** AVAILABLE DATA **
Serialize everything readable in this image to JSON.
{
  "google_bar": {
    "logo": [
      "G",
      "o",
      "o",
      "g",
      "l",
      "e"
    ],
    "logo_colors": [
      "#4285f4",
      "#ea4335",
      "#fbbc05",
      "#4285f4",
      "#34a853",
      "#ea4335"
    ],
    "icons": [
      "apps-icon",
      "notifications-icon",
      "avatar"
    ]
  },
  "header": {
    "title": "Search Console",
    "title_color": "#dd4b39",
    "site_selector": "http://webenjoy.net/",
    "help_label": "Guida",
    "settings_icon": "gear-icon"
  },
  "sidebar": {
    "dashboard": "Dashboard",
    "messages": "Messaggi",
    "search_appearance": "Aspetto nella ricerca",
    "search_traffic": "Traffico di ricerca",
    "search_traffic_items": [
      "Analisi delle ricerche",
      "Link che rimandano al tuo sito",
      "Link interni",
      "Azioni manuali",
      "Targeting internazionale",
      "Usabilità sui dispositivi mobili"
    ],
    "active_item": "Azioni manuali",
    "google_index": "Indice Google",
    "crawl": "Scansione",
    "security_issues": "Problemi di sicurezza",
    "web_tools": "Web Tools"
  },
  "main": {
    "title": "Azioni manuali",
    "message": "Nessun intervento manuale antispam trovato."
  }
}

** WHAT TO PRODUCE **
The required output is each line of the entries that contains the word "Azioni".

** WRITTEN ANSWER **
      "Azioni manuali",
    "active_item": "Azioni manuali",
    "title": "Azioni manuali",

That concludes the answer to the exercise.